Despite being fried, these actually store quite well. You want to start by allowing them to cool, open side down, on a paper towel or a cookie rack.
From there, you can dust with powdered sugar and eat right away, or use a few different storage methods.
Layer the cookies, using parchment or wax paper between them, and store in an airtight container for up to 3 days. Reheat on a baking sheet at 300 degrees F for 2 minutes and then allow to cool to get crispy again.
If you want to freeze your rosette cookies, use the same layering method, but store in a freezer container or bag (just be careful laying anything on top of them so they don’t get broken or smashed). No need to defrost them. Reheat on a baking sheet at 300 degrees F for 3-5 minutes until nice and crispy.
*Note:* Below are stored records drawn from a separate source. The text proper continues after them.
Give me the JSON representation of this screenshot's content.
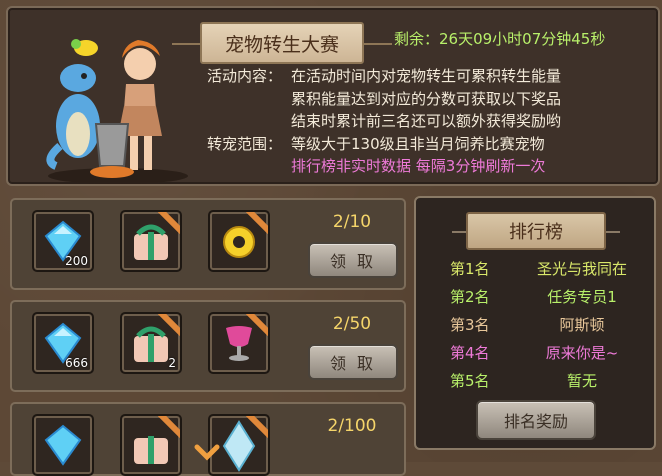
{
  "event": {
    "title": "宠物转生大赛",
    "remaining": "剩余：26天09小时07分钟45秒",
    "desc_label": "活动内容：",
    "desc_lines": [
      "在活动时间内对宠物转生可累积转生能量",
      "累积能量达到对应的分数可获取以下奖品",
      "结束时累计前三名还可以额外获得奖励哟"
    ],
    "range_label": "转宠范围：",
    "range_text": "等级大于130级且非当月饲养比赛宠物",
    "notice": "排行榜非实时数据  每隔3分钟刷新一次"
  },
  "rewards": [
    {
      "progress": "2/10",
      "claim_label": "领 取",
      "items": [
        {
          "icon": "blue-diamond-icon",
          "count": "200"
        },
        {
          "icon": "gift-box-icon",
          "count": ""
        },
        {
          "icon": "gold-ring-icon",
          "count": ""
        }
      ]
    },
    {
      "progress": "2/50",
      "claim_label": "领 取",
      "items": [
        {
          "icon": "blue-diamond-icon",
          "count": "666"
        },
        {
          "icon": "gift-box-icon",
          "count": "2"
        },
        {
          "icon": "goblet-icon",
          "count": ""
        }
      ]
    },
    {
      "progress": "2/100",
      "claim_label": "",
      "items": [
        {
          "icon": "blue-diamond-icon",
          "count": ""
        },
        {
          "icon": "gift-box-icon",
          "count": ""
        },
        {
          "icon": "crystal-icon",
          "count": ""
        }
      ]
    }
  ],
  "ranking": {
    "title": "排行榜",
    "entries": [
      {
        "pos": "第1名",
        "name": "圣光与我同在",
        "color": "#d9e86a"
      },
      {
        "pos": "第2名",
        "name": "任务专员1",
        "color": "#b8f06a"
      },
      {
        "pos": "第3名",
        "name": "阿斯顿",
        "color": "#e8c79a"
      },
      {
        "pos": "第4名",
        "name": "原来你是~",
        "color": "#ee7ad8"
      },
      {
        "pos": "第5名",
        "name": "暂无",
        "color": "#b8f06a"
      }
    ],
    "reward_button": "排名奖励"
  }
}
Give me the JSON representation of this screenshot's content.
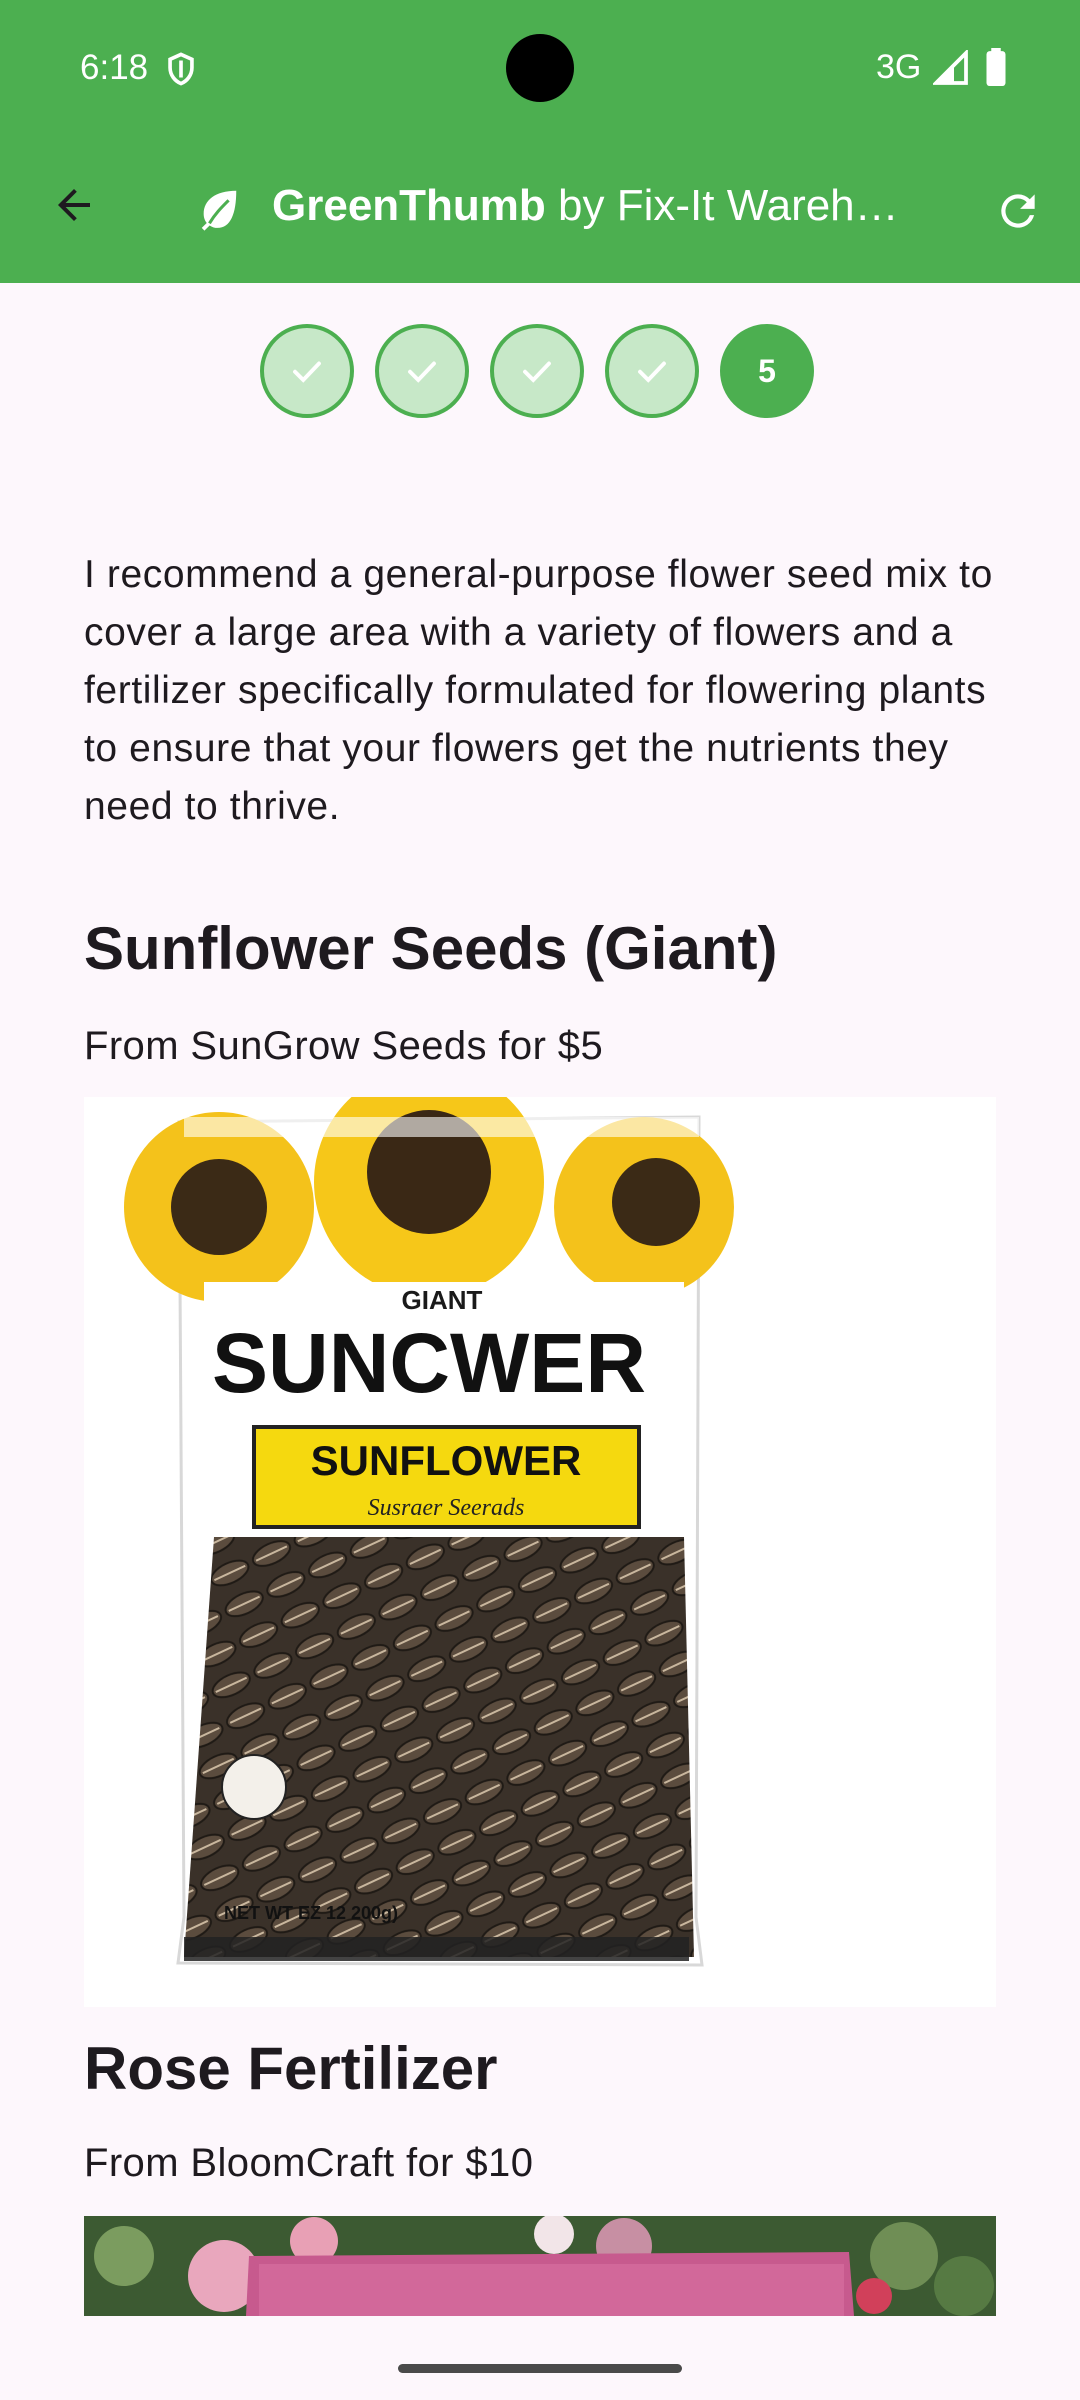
{
  "status": {
    "time": "6:18",
    "network": "3G"
  },
  "appbar": {
    "brand": "GreenThumb",
    "suffix": " by Fix-It Wareh…"
  },
  "stepper": {
    "current_step": "5",
    "completed_steps": 4
  },
  "intro_text": "I recommend a general-purpose flower seed mix to cover a large area with a variety of flowers and a fertilizer specifically formulated for flowering plants to ensure that your flowers get the nutrients they need to thrive.",
  "products": [
    {
      "name": "Sunflower Seeds (Giant)",
      "source": "From SunGrow Seeds for $5",
      "packaging": {
        "tag": "GIANT",
        "brand": "SUNCWER",
        "label": "SUNFLOWER",
        "sub": "Susraer Seerads",
        "weight": "NET WT EZ 12 200g)"
      }
    },
    {
      "name": "Rose Fertilizer",
      "source": "From BloomCraft for $10"
    }
  ],
  "colors": {
    "primary": "#4caf50",
    "step_done_fill": "#c7e8c8",
    "background": "#fdf7fc"
  }
}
It’s important you watch these carefully as they reheat in the oven. It’s really easy to defrost them. If you do plan to store them and reheat, I recommend not dusting them with powdered sugar until they’re ready to serve.
For this recipe, you do need both rosette cookie irons and a good candy or frying thermometer. A deep, heavy bottomed pot, like a dutch oven, is also really helpful to keep the oil for splattering too much.
Rosette cookie irons come in so many different shapes and sizes, making them perfect for any holiday.
The last essentials you’ll need:
- A Candy/Deep Fryer Thermometer
- Flour sifter
More Holiday Cookies
For more holiday cookie recipes like these cookies, check out these links.
- 2 teaspoons sugar
- 2 large eggs, slightly beaten
- 1 cup sifted flour
- 1/4 teaspoon salt (table salt)
- 1 cup milk
- 2½ teaspoons vanilla extract
- vegetable oil or canola oil
- powdered sugar
- Add sugar to the slightly beaten eggs, then add in the milk. Sift flour with the salt, then stir into the egg mixture, beating until smooth. This should be a consistency comparable to heavy cream. Add in the vanilla extract, stirring till just combined.
- In a heavy pot like a dutch oven or deep fryer, add about 2 inches of vegetable oil. Heat to 375 degrees F on your candy or deep fryer thermometer for about 1-2 minutes. Do not get too hot or it will burn your batter! Attach the rosette iron molds to the handle and immerse in the hot oil until heated. Shake off any excess oil or blot onto a paper towel (this will help the batter adhere better), then place the iron into the batter ONLY to the depth of the mold and not covering the top of the iron mold.
- Place the dipped iron mold into the hot oil and fry for about 30 seconds or until golden brown – the foamy bubbling should subside after the initial frying so you can see. Lift the iron out and allow any excess oil to drip back into the fryer. Gently tap on the rosette or use a knife to loosen it onto a paper towel.
- Cool rosettes with the open side down on a cookie rack or paper towel. Dust with powdered sugar, if desired.
- If your first rosette cookies are not crispy, thin out the batter with a little more milk.
- If your batter is not adhering to the molds or they are not crisping, check the temperature to make sure you’re at 375 degrees and that your mold is getting hot enough.
- Reheat at 300 degrees F for 1-2 minutes from fresh, or 3-5 from frozen.